Best regards,


I don’t know that I’d characterize oxalic as “highly toxic,” at least not unequivocally for everyone.

In healthy guts, oxalates will generally pass through the GI tract into the stool without being absorbed and causing problems. Just between 2-15% of dietary oxalates ever get absorbed in healthy people [20], depending on the inherent solubility of the oxalates (almond oxalates, for example, are more absorbable [21] than black bean oxalates). In compromised guts, oxalates will be absorbed at greater rates. People with celiac disease, which is usually characterized by a perpetually permeable gut lining if left untreated with a gluten-free diet, are at a higher risk of calcium oxalate kidney stones [22] due to (in part) greater oxalate absorption. Certain species of gut flora [23] also contribute to oxalate degradation (PDF [24]), so individuals without the right species will experience impaired oxalate breakdown, leaving more oxalate available for absorption. Probiotic supplementation [25] with the right species has been shown to reduce urinary excretion of oxalates and the formation of stones in patients with hyperoxaluria [26].

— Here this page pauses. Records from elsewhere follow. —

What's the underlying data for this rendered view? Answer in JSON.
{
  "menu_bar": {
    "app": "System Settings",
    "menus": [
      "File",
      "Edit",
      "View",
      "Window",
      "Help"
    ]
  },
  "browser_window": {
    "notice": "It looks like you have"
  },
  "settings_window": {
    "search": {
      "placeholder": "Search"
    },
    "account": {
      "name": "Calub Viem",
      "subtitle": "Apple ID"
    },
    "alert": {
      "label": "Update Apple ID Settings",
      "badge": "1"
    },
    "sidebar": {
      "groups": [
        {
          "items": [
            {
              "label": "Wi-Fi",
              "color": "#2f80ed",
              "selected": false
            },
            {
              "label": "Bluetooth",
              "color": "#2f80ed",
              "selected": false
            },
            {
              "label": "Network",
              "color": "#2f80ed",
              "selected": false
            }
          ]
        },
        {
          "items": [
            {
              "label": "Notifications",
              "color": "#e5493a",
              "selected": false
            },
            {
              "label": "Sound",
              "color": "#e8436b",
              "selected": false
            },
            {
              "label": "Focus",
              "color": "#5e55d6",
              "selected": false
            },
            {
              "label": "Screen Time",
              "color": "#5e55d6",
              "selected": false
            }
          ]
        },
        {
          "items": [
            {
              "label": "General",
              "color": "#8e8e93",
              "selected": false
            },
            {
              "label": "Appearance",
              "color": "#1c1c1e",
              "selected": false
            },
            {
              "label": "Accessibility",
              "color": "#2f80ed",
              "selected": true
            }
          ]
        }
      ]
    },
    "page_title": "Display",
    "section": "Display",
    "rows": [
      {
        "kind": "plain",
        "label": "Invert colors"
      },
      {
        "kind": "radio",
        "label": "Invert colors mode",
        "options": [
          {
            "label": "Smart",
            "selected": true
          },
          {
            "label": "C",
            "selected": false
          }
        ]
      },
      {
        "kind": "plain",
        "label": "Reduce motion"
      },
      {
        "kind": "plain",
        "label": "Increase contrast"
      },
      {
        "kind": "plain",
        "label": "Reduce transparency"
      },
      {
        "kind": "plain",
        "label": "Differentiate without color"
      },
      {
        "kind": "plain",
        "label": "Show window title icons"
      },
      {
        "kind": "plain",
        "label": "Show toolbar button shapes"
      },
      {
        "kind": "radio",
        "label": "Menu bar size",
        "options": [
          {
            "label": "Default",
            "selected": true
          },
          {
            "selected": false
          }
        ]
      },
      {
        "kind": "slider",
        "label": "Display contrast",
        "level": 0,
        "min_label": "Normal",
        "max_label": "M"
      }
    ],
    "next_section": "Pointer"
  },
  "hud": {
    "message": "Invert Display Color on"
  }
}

When oxalate is absorbed, however, the vast majority of it is excreted through the urine. Too high a concentration of urinary oxalate can lead to impaired dissolution of oxalate and the formation of kidney stones; less oxalate in the urine by volume means the oxalate is easier to dissolve.

Some people definitely have problems with oxalates, either because of intestinal permeability, hyperoxaluria (excessive urinary excretion of oxalate caused by impaired oxalate degradation enzymes and/or increased oxalate absorption), or dysfunctional gut flora. Those people will want to limit oxalates and cook their greens. Other strategies include taking a calcium citrate supplement with meals (calcium citrate binds to oxalate in the gut and reduces its absorption), taking a magnesium-potassium citrate supplement [27], and supplementing with probiotics.

The benefits of “high oxalate” foods like leafy greens, nuts, and other vegetables are such that I wouldn’t give up every oxalate-containing food. If you’re worried about oxalates, rotating the greens you eat (kale and collards are some of the lower-oxalate greens) and limiting the amount of raw vegetables you eat should reduce your oxalate absorption.

If you do have leaky gut, celiac, any intestinal disorder like Crohn’s or IBS, generally poor digestion, or have a family/personal history of kidney stones, check out Low Oxalate Info [28], a handy, comprehensive website dedicated to low-oxalate living.

That’s it for today, folks. Thanks for the questions and keep them coming!